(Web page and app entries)
%%
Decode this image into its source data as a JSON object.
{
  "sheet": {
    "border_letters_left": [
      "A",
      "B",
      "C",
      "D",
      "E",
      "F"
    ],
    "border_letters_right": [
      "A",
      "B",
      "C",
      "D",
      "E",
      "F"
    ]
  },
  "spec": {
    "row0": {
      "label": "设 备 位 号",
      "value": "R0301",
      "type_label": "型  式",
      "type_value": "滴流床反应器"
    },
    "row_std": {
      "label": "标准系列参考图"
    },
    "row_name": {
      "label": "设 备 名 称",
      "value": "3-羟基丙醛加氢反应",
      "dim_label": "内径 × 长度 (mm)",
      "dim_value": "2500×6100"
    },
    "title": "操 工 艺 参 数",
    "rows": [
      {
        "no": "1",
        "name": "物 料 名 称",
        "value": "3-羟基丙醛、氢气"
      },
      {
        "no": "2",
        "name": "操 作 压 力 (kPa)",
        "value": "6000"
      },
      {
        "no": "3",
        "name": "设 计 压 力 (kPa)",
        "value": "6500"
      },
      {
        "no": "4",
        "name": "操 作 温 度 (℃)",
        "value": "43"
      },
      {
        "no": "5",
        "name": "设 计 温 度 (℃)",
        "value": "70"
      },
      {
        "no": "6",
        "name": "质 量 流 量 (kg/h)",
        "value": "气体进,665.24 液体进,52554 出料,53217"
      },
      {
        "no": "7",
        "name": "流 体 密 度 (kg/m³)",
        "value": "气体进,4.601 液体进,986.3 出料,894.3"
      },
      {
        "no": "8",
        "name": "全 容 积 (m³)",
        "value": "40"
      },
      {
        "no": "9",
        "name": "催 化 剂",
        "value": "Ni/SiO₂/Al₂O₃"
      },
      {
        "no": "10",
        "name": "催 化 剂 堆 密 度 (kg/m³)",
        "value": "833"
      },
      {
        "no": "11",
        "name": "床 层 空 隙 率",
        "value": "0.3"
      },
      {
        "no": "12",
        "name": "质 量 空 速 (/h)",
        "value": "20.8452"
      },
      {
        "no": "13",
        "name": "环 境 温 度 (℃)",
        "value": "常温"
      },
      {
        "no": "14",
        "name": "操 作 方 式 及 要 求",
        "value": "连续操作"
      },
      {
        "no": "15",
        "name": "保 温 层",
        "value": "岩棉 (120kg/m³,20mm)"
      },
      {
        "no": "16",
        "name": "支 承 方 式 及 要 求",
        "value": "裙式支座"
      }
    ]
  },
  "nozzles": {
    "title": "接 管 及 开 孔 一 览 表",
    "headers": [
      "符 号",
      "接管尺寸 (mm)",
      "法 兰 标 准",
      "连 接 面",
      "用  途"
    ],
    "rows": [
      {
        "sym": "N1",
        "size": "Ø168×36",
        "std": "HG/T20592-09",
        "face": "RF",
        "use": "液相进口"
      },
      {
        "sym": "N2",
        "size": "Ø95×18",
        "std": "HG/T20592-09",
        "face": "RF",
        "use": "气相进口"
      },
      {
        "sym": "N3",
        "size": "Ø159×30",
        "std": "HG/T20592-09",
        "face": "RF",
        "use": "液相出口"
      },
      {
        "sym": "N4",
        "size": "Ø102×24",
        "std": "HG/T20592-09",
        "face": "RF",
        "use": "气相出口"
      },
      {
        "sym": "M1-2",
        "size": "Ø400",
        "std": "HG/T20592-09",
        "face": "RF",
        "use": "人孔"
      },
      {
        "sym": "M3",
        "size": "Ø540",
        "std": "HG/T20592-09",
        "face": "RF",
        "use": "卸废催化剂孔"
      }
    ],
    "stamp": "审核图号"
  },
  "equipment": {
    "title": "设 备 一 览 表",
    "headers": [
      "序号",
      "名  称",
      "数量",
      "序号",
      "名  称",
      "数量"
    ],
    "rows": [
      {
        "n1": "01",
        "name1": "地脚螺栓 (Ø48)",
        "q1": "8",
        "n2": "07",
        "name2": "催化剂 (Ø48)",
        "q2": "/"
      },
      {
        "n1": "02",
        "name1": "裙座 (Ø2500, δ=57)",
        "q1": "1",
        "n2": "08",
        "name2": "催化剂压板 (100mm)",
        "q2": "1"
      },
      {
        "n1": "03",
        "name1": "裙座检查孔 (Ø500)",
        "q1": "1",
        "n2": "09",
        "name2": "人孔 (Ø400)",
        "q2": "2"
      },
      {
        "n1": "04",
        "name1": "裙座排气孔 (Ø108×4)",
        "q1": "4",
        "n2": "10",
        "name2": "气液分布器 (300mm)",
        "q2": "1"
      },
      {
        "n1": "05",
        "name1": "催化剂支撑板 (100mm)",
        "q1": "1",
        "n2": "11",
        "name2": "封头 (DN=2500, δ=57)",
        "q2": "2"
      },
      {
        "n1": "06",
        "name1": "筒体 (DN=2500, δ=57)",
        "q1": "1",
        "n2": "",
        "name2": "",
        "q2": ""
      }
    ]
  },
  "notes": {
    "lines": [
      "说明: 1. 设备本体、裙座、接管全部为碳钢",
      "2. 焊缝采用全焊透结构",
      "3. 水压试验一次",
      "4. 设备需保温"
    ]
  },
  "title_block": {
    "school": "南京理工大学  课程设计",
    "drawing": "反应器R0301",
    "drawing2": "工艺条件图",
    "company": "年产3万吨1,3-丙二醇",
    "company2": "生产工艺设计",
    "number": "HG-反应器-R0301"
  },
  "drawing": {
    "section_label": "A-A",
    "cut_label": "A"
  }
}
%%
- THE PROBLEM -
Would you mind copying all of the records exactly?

- EXERCISE ANSWER -
Decode this image into its source data as a JSON object.
{
  "sheet": {
    "border_letters_left": [
      "A",
      "B",
      "C",
      "D",
      "E",
      "F"
    ],
    "border_letters_right": [
      "A",
      "B",
      "C",
      "D",
      "E",
      "F"
    ]
  },
  "spec": {
    "row0": {
      "label": "设 备 位 号",
      "value": "R0301",
      "type_label": "型  式",
      "type_value": "滴流床反应器"
    },
    "row_std": {
      "label": "标准系列参考图"
    },
    "row_name": {
      "label": "设 备 名 称",
      "value": "3-羟基丙醛加氢反应",
      "dim_label": "内径 × 长度 (mm)",
      "dim_value": "2500×6100"
    },
    "title": "操 工 艺 参 数",
    "rows": [
      {
        "no": "1",
        "name": "物 料 名 称",
        "value": "3-羟基丙醛、氢气"
      },
      {
        "no": "2",
        "name": "操 作 压 力 (kPa)",
        "value": "6000"
      },
      {
        "no": "3",
        "name": "设 计 压 力 (kPa)",
        "value": "6500"
      },
      {
        "no": "4",
        "name": "操 作 温 度 (℃)",
        "value": "43"
      },
      {
        "no": "5",
        "name": "设 计 温 度 (℃)",
        "value": "70"
      },
      {
        "no": "6",
        "name": "质 量 流 量 (kg/h)",
        "value": "气体进,665.24 液体进,52554 出料,53217"
      },
      {
        "no": "7",
        "name": "流 体 密 度 (kg/m³)",
        "value": "气体进,4.601 液体进,986.3 出料,894.3"
      },
      {
        "no": "8",
        "name": "全 容 积 (m³)",
        "value": "40"
      },
      {
        "no": "9",
        "name": "催 化 剂",
        "value": "Ni/SiO₂/Al₂O₃"
      },
      {
        "no": "10",
        "name": "催 化 剂 堆 密 度 (kg/m³)",
        "value": "833"
      },
      {
        "no": "11",
        "name": "床 层 空 隙 率",
        "value": "0.3"
      },
      {
        "no": "12",
        "name": "质 量 空 速 (/h)",
        "value": "20.8452"
      },
      {
        "no": "13",
        "name": "环 境 温 度 (℃)",
        "value": "常温"
      },
      {
        "no": "14",
        "name": "操 作 方 式 及 要 求",
        "value": "连续操作"
      },
      {
        "no": "15",
        "name": "保 温 层",
        "value": "岩棉 (120kg/m³,20mm)"
      },
      {
        "no": "16",
        "name": "支 承 方 式 及 要 求",
        "value": "裙式支座"
      }
    ]
  },
  "nozzles": {
    "title": "接 管 及 开 孔 一 览 表",
    "headers": [
      "符 号",
      "接管尺寸 (mm)",
      "法 兰 标 准",
      "连 接 面",
      "用  途"
    ],
    "rows": [
      {
        "sym": "N1",
        "size": "Ø168×36",
        "std": "HG/T20592-09",
        "face": "RF",
        "use": "液相进口"
      },
      {
        "sym": "N2",
        "size": "Ø95×18",
        "std": "HG/T20592-09",
        "face": "RF",
        "use": "气相进口"
      },
      {
        "sym": "N3",
        "size": "Ø159×30",
        "std": "HG/T20592-09",
        "face": "RF",
        "use": "液相出口"
      },
      {
        "sym": "N4",
        "size": "Ø102×24",
        "std": "HG/T20592-09",
        "face": "RF",
        "use": "气相出口"
      },
      {
        "sym": "M1-2",
        "size": "Ø400",
        "std": "HG/T20592-09",
        "face": "RF",
        "use": "人孔"
      },
      {
        "sym": "M3",
        "size": "Ø540",
        "std": "HG/T20592-09",
        "face": "RF",
        "use": "卸废催化剂孔"
      }
    ],
    "stamp": "审核图号"
  },
  "equipment": {
    "title": "设 备 一 览 表",
    "headers": [
      "序号",
      "名  称",
      "数量",
      "序号",
      "名  称",
      "数量"
    ],
    "rows": [
      {
        "n1": "01",
        "name1": "地脚螺栓 (Ø48)",
        "q1": "8",
        "n2": "07",
        "name2": "催化剂 (Ø48)",
        "q2": "/"
      },
      {
        "n1": "02",
        "name1": "裙座 (Ø2500, δ=57)",
        "q1": "1",
        "n2": "08",
        "name2": "催化剂压板 (100mm)",
        "q2": "1"
      },
      {
        "n1": "03",
        "name1": "裙座检查孔 (Ø500)",
        "q1": "1",
        "n2": "09",
        "name2": "人孔 (Ø400)",
        "q2": "2"
      },
      {
        "n1": "04",
        "name1": "裙座排气孔 (Ø108×4)",
        "q1": "4",
        "n2": "10",
        "name2": "气液分布器 (300mm)",
        "q2": "1"
      },
      {
        "n1": "05",
        "name1": "催化剂支撑板 (100mm)",
        "q1": "1",
        "n2": "11",
        "name2": "封头 (DN=2500, δ=57)",
        "q2": "2"
      },
      {
        "n1": "06",
        "name1": "筒体 (DN=2500, δ=57)",
        "q1": "1",
        "n2": "",
        "name2": "",
        "q2": ""
      }
    ]
  },
  "notes": {
    "lines": [
      "说明: 1. 设备本体、裙座、接管全部为碳钢",
      "2. 焊缝采用全焊透结构",
      "3. 水压试验一次",
      "4. 设备需保温"
    ]
  },
  "title_block": {
    "school": "南京理工大学  课程设计",
    "drawing": "反应器R0301",
    "drawing2": "工艺条件图",
    "company": "年产3万吨1,3-丙二醇",
    "company2": "生产工艺设计",
    "number": "HG-反应器-R0301"
  },
  "drawing": {
    "section_label": "A-A",
    "cut_label": "A"
  }
}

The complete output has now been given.